8k views

What determines the direction of precession of a gyroscope?

I understand how torque mathematically causes a change to the direction of angular momentum, thus precessing the gyroscope. However, the direction, either clockwise or counterclockwise, of this ...
5
votes
5answers
19k views

Newton's second law of motion in terms of momentum

I am reading a document and in answer to the question State Newton’s second law of motion the candidate answers that The force acting on an object equals the rate of change of momentum of the object. ...
4
votes
5answers
525 views

High speed does not kill. Does acceleration do it ? or jerk?

In a recent question the OP asked why high speed will not kill us. The accepted answer, highly upvoted, stated very first that Speed doesn't kill us, but acceleration does. The second answer ...
4
votes
4answers
586 views

Comparing Static Frictions
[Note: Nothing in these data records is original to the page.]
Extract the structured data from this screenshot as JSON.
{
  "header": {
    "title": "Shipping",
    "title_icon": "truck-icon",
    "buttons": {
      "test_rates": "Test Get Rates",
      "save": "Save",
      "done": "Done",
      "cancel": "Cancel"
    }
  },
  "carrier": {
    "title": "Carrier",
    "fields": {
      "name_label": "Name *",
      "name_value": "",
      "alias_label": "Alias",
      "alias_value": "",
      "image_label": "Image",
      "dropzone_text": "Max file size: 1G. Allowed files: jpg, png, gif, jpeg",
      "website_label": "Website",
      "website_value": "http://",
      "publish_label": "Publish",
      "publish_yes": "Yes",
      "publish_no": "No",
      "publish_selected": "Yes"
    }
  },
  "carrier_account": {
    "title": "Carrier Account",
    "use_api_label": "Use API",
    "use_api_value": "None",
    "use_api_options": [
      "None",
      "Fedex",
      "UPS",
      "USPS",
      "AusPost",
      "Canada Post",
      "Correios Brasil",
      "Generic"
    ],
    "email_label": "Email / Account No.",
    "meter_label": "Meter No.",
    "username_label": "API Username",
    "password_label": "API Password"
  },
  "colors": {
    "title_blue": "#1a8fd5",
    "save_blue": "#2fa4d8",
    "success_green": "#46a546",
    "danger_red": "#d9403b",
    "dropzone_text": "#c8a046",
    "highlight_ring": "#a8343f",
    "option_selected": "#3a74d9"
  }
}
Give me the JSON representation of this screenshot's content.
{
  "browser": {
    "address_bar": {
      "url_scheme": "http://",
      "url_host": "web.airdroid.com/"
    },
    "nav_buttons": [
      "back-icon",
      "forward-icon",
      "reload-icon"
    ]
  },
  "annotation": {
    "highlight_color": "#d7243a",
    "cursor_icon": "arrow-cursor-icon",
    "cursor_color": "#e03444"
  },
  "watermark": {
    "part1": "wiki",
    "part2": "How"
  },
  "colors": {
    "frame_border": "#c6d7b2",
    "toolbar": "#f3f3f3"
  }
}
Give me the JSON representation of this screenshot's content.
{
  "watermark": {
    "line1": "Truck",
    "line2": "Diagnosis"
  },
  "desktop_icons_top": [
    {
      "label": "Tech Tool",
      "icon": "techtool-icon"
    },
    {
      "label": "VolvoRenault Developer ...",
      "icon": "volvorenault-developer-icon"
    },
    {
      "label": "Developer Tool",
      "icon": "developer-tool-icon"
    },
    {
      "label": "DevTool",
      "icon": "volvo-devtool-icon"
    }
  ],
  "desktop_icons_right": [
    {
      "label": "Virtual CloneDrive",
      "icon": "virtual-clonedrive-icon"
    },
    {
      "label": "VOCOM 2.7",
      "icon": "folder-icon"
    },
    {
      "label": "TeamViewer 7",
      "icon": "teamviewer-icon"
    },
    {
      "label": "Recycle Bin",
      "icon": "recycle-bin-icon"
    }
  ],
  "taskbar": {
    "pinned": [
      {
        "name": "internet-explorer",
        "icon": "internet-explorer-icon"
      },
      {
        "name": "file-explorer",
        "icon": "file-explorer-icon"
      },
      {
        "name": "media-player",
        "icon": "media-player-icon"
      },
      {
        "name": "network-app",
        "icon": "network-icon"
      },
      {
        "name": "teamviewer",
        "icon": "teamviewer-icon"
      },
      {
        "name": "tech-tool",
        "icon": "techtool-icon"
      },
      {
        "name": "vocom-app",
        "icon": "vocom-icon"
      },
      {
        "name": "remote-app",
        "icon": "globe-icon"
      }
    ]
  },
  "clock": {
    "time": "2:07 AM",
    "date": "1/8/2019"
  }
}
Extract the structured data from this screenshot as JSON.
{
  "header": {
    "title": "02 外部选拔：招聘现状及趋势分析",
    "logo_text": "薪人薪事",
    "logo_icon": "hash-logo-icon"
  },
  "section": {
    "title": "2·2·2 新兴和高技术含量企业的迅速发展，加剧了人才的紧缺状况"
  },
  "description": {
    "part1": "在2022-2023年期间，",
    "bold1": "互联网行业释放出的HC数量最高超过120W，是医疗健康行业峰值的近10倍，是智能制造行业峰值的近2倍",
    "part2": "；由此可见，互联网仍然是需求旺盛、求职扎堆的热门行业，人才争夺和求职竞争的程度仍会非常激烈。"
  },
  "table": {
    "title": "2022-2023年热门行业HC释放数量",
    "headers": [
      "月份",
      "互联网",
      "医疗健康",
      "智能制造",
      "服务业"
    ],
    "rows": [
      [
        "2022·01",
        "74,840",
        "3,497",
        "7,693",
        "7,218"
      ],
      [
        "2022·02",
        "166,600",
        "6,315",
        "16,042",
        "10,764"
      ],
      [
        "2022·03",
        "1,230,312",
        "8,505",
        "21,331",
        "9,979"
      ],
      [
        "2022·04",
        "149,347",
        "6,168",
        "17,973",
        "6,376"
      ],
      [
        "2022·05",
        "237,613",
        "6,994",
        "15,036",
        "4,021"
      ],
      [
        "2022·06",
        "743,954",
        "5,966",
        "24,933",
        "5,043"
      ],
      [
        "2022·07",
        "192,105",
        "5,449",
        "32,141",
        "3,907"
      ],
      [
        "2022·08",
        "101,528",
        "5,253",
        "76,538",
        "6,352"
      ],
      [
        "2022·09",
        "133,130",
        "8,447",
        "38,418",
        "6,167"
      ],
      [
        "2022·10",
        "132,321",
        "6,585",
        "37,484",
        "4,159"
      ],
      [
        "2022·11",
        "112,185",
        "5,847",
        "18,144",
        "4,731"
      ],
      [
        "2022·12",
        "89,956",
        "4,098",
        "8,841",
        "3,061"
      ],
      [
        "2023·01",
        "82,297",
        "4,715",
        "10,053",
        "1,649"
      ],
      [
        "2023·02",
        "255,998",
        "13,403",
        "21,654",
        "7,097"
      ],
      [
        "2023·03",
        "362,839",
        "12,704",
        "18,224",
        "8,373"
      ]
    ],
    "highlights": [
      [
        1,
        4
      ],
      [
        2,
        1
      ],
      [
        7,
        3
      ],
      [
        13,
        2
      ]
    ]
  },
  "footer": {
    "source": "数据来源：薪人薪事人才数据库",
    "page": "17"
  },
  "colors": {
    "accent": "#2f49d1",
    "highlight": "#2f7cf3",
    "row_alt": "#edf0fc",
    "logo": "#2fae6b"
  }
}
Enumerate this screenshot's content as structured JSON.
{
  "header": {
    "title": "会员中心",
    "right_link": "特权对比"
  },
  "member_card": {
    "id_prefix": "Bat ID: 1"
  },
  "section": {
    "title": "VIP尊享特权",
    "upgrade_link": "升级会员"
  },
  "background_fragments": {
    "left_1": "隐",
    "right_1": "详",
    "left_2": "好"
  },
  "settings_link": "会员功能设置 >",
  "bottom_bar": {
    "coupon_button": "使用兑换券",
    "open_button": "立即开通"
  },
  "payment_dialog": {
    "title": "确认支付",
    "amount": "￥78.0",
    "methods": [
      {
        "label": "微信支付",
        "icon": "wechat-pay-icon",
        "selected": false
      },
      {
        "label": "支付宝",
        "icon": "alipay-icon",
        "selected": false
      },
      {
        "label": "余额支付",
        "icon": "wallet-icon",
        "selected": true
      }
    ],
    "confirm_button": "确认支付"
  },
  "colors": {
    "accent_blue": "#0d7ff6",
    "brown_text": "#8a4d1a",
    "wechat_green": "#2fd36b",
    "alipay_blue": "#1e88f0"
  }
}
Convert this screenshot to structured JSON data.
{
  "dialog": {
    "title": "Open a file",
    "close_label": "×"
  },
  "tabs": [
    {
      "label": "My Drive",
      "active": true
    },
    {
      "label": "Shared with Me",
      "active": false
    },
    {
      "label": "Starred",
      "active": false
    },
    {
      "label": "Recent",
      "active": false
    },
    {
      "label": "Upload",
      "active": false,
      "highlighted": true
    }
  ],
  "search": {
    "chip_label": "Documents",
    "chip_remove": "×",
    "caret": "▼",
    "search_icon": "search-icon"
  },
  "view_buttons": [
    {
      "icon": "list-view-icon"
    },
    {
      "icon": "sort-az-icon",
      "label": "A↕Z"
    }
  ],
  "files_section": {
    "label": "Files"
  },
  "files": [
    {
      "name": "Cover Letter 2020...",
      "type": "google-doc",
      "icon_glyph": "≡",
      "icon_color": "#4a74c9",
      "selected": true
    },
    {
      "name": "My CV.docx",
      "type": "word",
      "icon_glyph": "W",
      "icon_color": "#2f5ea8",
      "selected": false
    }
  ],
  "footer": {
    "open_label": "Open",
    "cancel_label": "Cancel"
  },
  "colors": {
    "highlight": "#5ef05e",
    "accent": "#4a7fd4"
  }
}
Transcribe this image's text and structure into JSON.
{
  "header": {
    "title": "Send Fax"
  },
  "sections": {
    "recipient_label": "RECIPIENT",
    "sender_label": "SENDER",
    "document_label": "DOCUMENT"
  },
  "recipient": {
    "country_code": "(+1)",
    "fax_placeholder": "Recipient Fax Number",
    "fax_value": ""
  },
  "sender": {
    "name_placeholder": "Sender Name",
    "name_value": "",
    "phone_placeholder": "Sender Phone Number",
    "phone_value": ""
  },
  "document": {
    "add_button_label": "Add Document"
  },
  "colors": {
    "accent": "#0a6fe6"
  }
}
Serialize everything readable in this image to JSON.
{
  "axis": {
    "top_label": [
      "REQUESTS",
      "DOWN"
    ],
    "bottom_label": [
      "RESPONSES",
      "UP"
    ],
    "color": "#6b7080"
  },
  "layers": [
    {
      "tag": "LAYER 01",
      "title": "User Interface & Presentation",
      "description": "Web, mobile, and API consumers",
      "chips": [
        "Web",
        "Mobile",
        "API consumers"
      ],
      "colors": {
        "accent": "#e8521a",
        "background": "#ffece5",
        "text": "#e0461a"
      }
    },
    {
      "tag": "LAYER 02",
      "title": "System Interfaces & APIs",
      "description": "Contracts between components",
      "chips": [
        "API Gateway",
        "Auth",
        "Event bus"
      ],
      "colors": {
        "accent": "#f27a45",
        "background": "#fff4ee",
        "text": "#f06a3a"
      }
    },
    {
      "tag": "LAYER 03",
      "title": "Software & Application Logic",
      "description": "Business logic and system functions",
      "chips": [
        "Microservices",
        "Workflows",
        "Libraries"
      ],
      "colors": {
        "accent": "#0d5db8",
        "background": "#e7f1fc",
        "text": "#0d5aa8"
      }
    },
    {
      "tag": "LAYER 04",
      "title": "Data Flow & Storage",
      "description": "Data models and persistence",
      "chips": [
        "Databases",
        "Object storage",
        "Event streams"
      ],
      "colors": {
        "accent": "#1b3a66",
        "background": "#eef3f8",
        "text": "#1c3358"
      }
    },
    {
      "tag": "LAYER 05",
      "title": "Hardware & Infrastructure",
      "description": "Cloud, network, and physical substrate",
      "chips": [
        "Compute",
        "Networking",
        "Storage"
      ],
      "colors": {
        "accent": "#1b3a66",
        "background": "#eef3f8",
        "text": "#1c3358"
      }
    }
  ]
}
In this figure, which of the static frictional forces will be more? My aim isn't to solve this particular problem but to learn how is static friction distributed . Since each of the rough-surfaces ...
4
votes
1answer
746 views

How does Newton's 2nd law correspond to GR in the weak field limit?

I can only perform the demonstration from the much simpler $E = mc^2$. Take as given the Einstein field equation: $G_{\mu\nu} = 8 \pi \, T_{\mu\nu}$ ... can it be proved that Newton's formulation ...
4
votes
4answers
8k views

Does a car use friction to move?

When a car's engine injects fuel into the cylinder chambers, the reaction creates a force that generates rotational momentum to the shaft and over the transmission, it translates that power to the ...
3
votes
2answers
327 views

Variable mass dynamics: Particle and Rigid Body

I'm encountering some issues in the understanding of some basic concepts about the dynamics of variable-mass particles and rigid bodies. For what I found, for example reading On the use and abuse of ...
3
votes
6answers
1k views

Do centripetal and reactive centrifugal forces cancel each other out?

In order for a body to move with uniform velocity in a circular path, there must exist some force towards the centre of curvature of the circular path. This is centripetal force. By Newton's Third ...
3
votes
2answers
574 views

Path to obtain the shortest traveling time

Asume we have a particle sitting at the point A(0,0) in a gravitational field. (g=9.81) It is going to move along some path to the point B(a,b) Where a>0 and b<0. What is the curve the particle ...